“We bought the business as much for the products and technology as the people that ran those and built those,” he said. “There’s a quite unique skill set that was in the business.”

The Watters Creek development is where some of Allen's tech companies are located.

Refinitiv has ramped up hiring since purchasing GIACT in 2020, Mirfin said. The company now employs more than 100 people at its Allen office, many of whom have been sourced locally. The city is as good for recruitment as it is for retainment, Mirfin said. Allen boasts all of the amenities of a large city without many of the headaches associated with dense urban living, he added.

“Two years [into] the pandemic, you’ve got a lot of people who have started to realize that they don’t necessarily have to live in a big metro,” Mirfin said. “You can actually live in places where it’s slightly more affordable, you’ve got a shorter commute and access to facilities and things for your family.” 

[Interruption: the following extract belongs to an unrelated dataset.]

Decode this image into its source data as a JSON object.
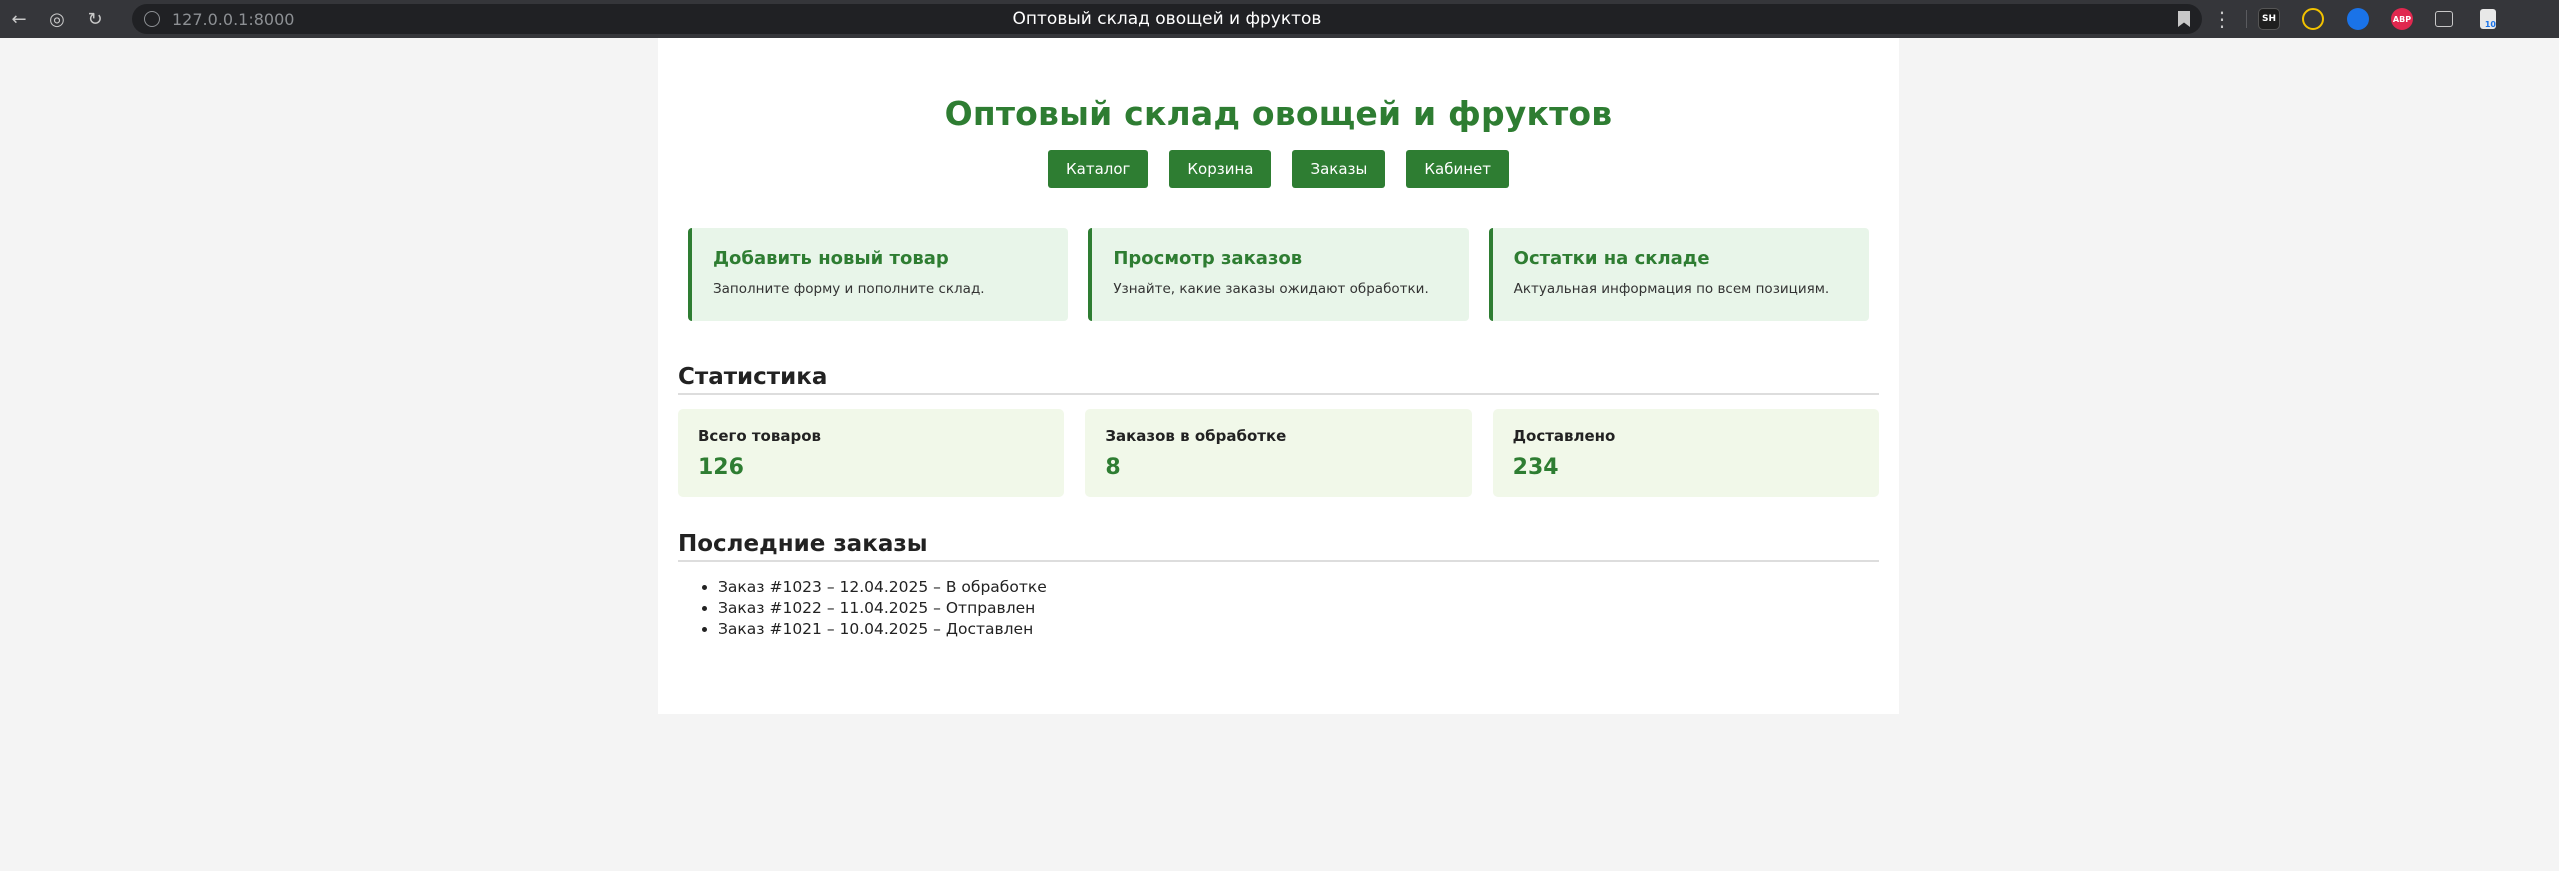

Allen ISD is working to ensure local tech companies have a ready pool of employees to pull from by investing in its science, technology, engineering, art and math curriculum. In 2019 the district opened a STEAM Center, which serves up to 18,000 students from pre-K through 12th grade each year. Partnerships with local robotics and computer science executives also expose students to Allen’s tech industry, said Daniel Soliz, director of AISD’s student services and CCMR.

“We’re constantly looking to improve our student experience,” Soliz told the EDC. “I think this comprehensive approach that we’re taking is going to help us embed those experiences early.”

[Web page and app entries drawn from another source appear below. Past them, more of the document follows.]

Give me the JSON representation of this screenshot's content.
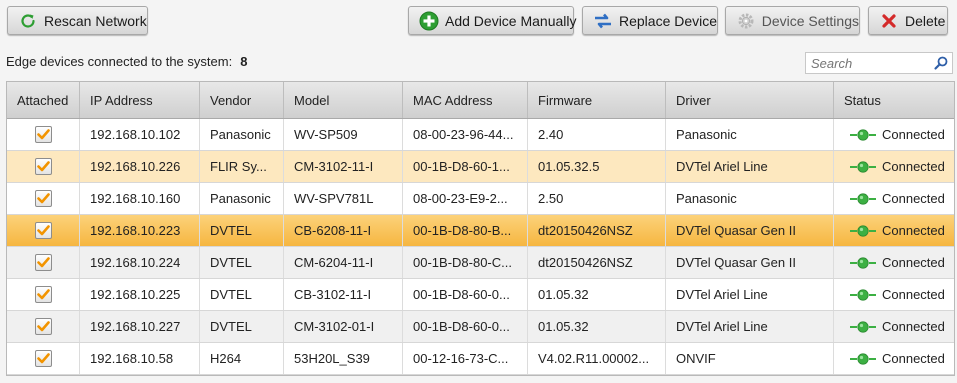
{
  "toolbar": {
    "rescan_label": "Rescan Network",
    "add_label": "Add Device Manually",
    "replace_label": "Replace Device",
    "settings_label": "Device Settings",
    "delete_label": "Delete"
  },
  "summary": {
    "label": "Edge devices connected to the system:",
    "count": "8"
  },
  "search": {
    "placeholder": "Search"
  },
  "colors": {
    "selected_row": "#f6b640",
    "hover_row": "#fde8bf",
    "status_green": "#3cb043",
    "add_green": "#2e9e33",
    "delete_red": "#d42a2a",
    "replace_blue": "#2f6fc4",
    "checkbox_orange": "#f29400"
  },
  "table": {
    "columns": [
      "Attached",
      "IP Address",
      "Vendor",
      "Model",
      "MAC Address",
      "Firmware",
      "Driver",
      "Status"
    ],
    "rows": [
      {
        "attached": true,
        "ip": "192.168.10.102",
        "vendor": "Panasonic",
        "model": "WV-SP509",
        "mac": "08-00-23-96-44...",
        "firmware": "2.40",
        "driver": "Panasonic",
        "status": "Connected",
        "state": "normal"
      },
      {
        "attached": true,
        "ip": "192.168.10.226",
        "vendor": "FLIR Sy...",
        "model": "CM-3102-11-I",
        "mac": "00-1B-D8-60-1...",
        "firmware": "01.05.32.5",
        "driver": "DVTel Ariel Line",
        "status": "Connected",
        "state": "hover"
      },
      {
        "attached": true,
        "ip": "192.168.10.160",
        "vendor": "Panasonic",
        "model": "WV-SPV781L",
        "mac": "08-00-23-E9-2...",
        "firmware": "2.50",
        "driver": "Panasonic",
        "status": "Connected",
        "state": "normal"
      },
      {
        "attached": true,
        "ip": "192.168.10.223",
        "vendor": "DVTEL",
        "model": "CB-6208-11-I",
        "mac": "00-1B-D8-80-B...",
        "firmware": "dt20150426NSZ",
        "driver": "DVTel Quasar Gen II",
        "status": "Connected",
        "state": "selected"
      },
      {
        "attached": true,
        "ip": "192.168.10.224",
        "vendor": "DVTEL",
        "model": "CM-6204-11-I",
        "mac": "00-1B-D8-80-C...",
        "firmware": "dt20150426NSZ",
        "driver": "DVTel Quasar Gen II",
        "status": "Connected",
        "state": "alt"
      },
      {
        "attached": true,
        "ip": "192.168.10.225",
        "vendor": "DVTEL",
        "model": "CB-3102-11-I",
        "mac": "00-1B-D8-60-0...",
        "firmware": "01.05.32",
        "driver": "DVTel Ariel Line",
        "status": "Connected",
        "state": "normal"
      },
      {
        "attached": true,
        "ip": "192.168.10.227",
        "vendor": "DVTEL",
        "model": "CM-3102-01-I",
        "mac": "00-1B-D8-60-0...",
        "firmware": "01.05.32",
        "driver": "DVTel Ariel Line",
        "status": "Connected",
        "state": "alt"
      },
      {
        "attached": true,
        "ip": "192.168.10.58",
        "vendor": "H264",
        "model": "53H20L_S39",
        "mac": "00-12-16-73-C...",
        "firmware": "V4.02.R11.00002...",
        "driver": "ONVIF",
        "status": "Connected",
        "state": "normal"
      }
    ]
  }
}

For the EDC’s part, Bowman said his staff works diligently to recruit tech companies to the city. The city uses a portion of its sales tax revenue to fund the EDC, which Bowman said is now in excess of about $12M per year. Some of that goes toward incentives for new and existing businesses. Of the 149 projects the Allen EDC supported since its inception, 38% of them were tech-related, according to Bowman’s office.

“We take a very methodical approach to how we look at incentives, and we don’t offer them lightly,” he said. “Our goal is to find the right companies that are in the right place in their growth, and tech firms are a target industry right at the top of the list.”

The city of Allen also garners property tax revenue through its local tech industry, and Bowman said some of that revenue was lost during the pandemic as space demands of tech companies changed. But in the long term, Bowman said Allen has the advantage of a growing population on its side — census estimates released in March showed Collin County added 36,313 new residents between July 2020 and July 2021, making it the second-fastest-growing county in the U.S. 

“People have the ability now to work from wherever they want, so they’re going to want to work in places that are closer to their homes,” he said. “The Allen area of Collin County is where people are moving.”